Poker is a card game in which players place bets by placing chips into the pot. Each player has a set amount of money that they can place in the pot each hand, and the player with the best hand wins the pot. The game involves a mix of chance and skill, with the latter being largely dependent on player knowledge of how to read other players at the table.
The game begins with one or more forced bets, usually the small blind and the big blind. These bets are made by the player to the left of the button and must be paid before any cards are dealt. They help keep the game competitive by giving players something to chase after.
Once the bets are placed, the dealer shuffles the cards and deals them to the players one at a time. They are dealt either face-up or down, depending on the game variant. Each player must then bet according to their knowledge of the other players’ hands.
In most poker games, betting takes place in rounds. The first round of betting is called the preflop round. Then the flop, turn, and river are played. At the end of each betting round, the players reveal their hands. The player with the best five-card hand wins the pot.

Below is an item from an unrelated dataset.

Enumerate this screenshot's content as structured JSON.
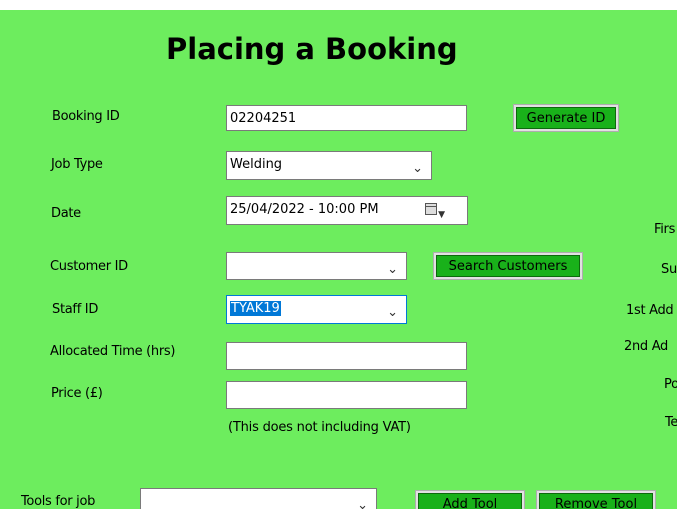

A pair is two matching cards of the same rank, a full house is three matching cards of a single rank, and a flush is any five cards in a consecutive sequence, all from the same suit. A high card is used to break ties.
Poker requires patience and discipline. It is also important to play smart games, choosing the right limits and game variations for your bankroll. You should always try to bet and raise your bets when you have a good hand, and fold when you have a weak one.
There is a lot of psychology in poker, and it’s important to learn how to read your opponents. This can be done by watching the way they move their chips and watching their body language. There are many books written about reading people, and it is a useful skill to have in poker.
It’s a good idea to start at low stakes when playing poker, especially if you’re new to the game. This will allow you to learn the game without donating large amounts of your money to players who are much better than you are.
As you become more comfortable with the game, you can gradually increase your stakes as your skill level improves. However, it’s important to remember that even the most successful poker players were once beginners, so don’t get discouraged if your first few games don’t go well. Just keep working on your strategy and have fun! If you do that, then you’re on the right track to becoming a winning poker player! Thanks for reading this article. Best of luck!